Last Updated: December 10, 2018
Vitamin D is essential for good health in aging adults and may play a role in the prevention of diabetes, hypertension and multiple sclerosis.
A recent study has found that a vitamin D deficiency may also play a role in the development of dementia. Learn more about the link found between the deficiency and the disease.
Vitamin D primarily acts as a hormone, synthesized in one place while affecting another.
An estimated 40-75% of all adults are vitamin D deficient. This may be because vitamin D is only naturally present in a few foods. It can be absorbed through sunlight, but because of concerns about skin cancer, doctors recommend getting vitamin D through certain food and supplements.
An international research team conducted a study that observed over 1,600 seniors for six years. They found that those who were severely deficient in vitamin D were more than twice as likely to develop Alzheimer’s and dementia than those who had adequate levels.
Participants who were only mildly deficient had an increased risk of 53%, while those who were severely deficient had a 125% increased risk of developing dementia.
Lead author David Llewellyn, of the University of Exeter Medical School, said:
“We expected to find an association between low vitamin D levels and the risk of dementia and Alzheimer’s disease, but the results were surprising — we actually found that the association was twice as strong as we anticipated.”
The study showed a strong link between dementia and vitamin D deficiency, but researchers are not yet ready to say that a vitamin D deficiency causes dementia. Clinical trials and further research are needed to establish whether adequate levels of the vitamin can prevent or treat the disease.
A more recent study published in JAMA Neurology adds to the growing body of evidence linking low vitamin D levels to cognitive decline. The most recent study to demonstrate the importance of vitamin D to brain health involved 382 participants with an average age of 75.5 years. Some participants had dementia, others had mild cognitive decline and others were healthy.
Researchers took blood tests every year for five years to evaluate the vitamin D levels in each participant and found that participants who had been diagnosed with dementia had a lower vitamin D average than the other groups. Researchers also conducted cognitive tests that evaluated episodic memory, semantic memory, visual perception and executive function. Those tests showed that participants with lower levels of vitamin D demonstrated a greater decline in both cognitive ability and episodic memory.

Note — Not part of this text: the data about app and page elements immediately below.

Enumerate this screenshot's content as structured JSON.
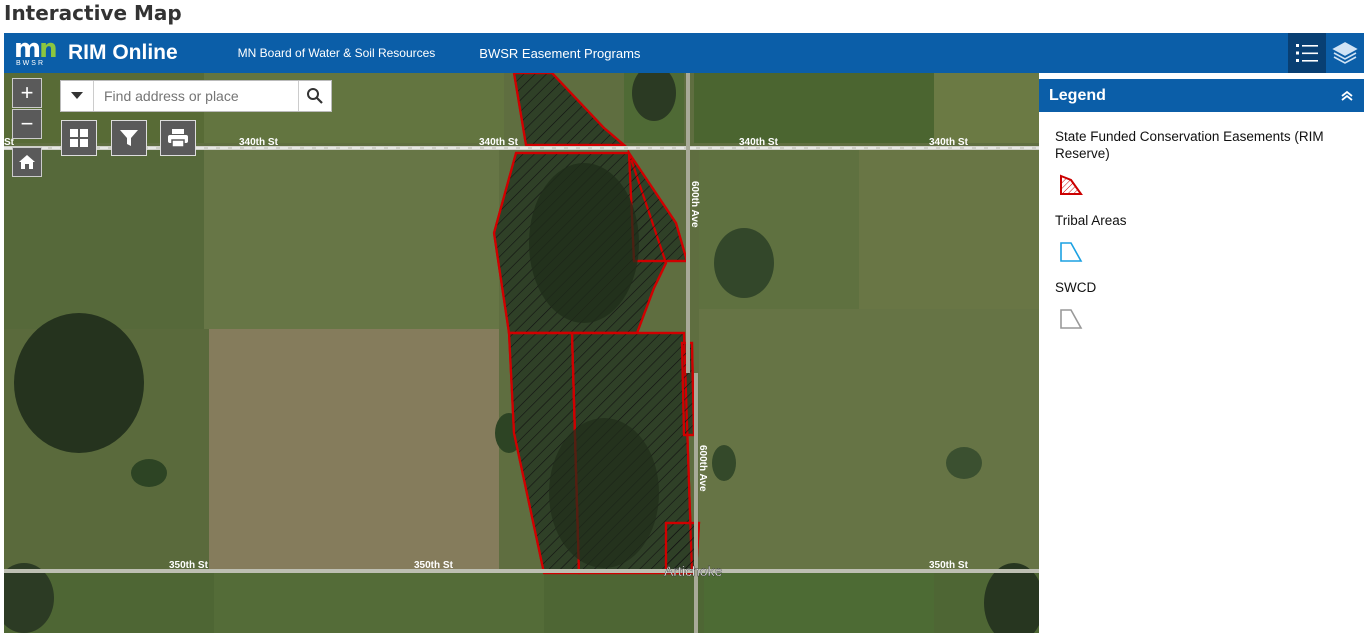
{
  "page_title": "Interactive Map",
  "header": {
    "app_title": "RIM Online",
    "logo_text": "BWSR",
    "links": [
      "MN Board of Water & Soil Resources",
      "BWSR Easement Programs"
    ],
    "buttons": [
      "list-icon",
      "layers-icon"
    ]
  },
  "map": {
    "zoom_in_label": "+",
    "zoom_out_label": "−",
    "search": {
      "placeholder": "Find address or place",
      "value": ""
    },
    "tools": [
      "basemap-gallery-icon",
      "filter-icon",
      "print-icon"
    ],
    "road_labels": {
      "r340_left": "340th St",
      "r340_mid": "340th St",
      "r340_right": "340th St",
      "r340_far": "340th St",
      "r340_edge": "St",
      "r350_left": "350th St",
      "r350_mid": "350th St",
      "r350_right": "350th St",
      "ave600_top": "600th Ave",
      "ave600_bottom": "600th Ave"
    },
    "place_label": "Artichoke",
    "colors": {
      "easement_outline": "#d00000",
      "tribal": "#1ba1e2",
      "swcd": "#999999"
    }
  },
  "legend": {
    "title": "Legend",
    "layers": [
      {
        "label": "State Funded Conservation Easements (RIM Reserve)"
      },
      {
        "label": "Tribal Areas"
      },
      {
        "label": "SWCD"
      }
    ]
  }
}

Authors of the study say that their findings demonstrate a link between vitamin D and cognitive decline:
“Vitamin D insufficiency was associated with significantly faster declines in both episodic memory and executive function performance, which may correspond to elevated risk for incident AD [Alzheimer’s disease] dementia.”
Researchers also note that the study does not prove how the two are related and that “it remains to be determined whether vitamin D supplementation slows cognitive decline.”
It is recommended that adults under the age of 69 consume 600 IU/day and that adults over 70 increase their consumption to 800 IU/day.
Older adults require more vitamin D because they typically spend less time outside getting vitamin D from the sun and their skin does not produce vitamin D as efficiently as younger adults.
While the sun is one of the best sources of vitamin D, some doctors worry about skin cancer risks and recommend getting vitamin D from these sources:
Do you have a vitamin D deficiency? How do you consume enough vitamin D? Do you have any tips that you’d like to share with us? Let us know in the comments below.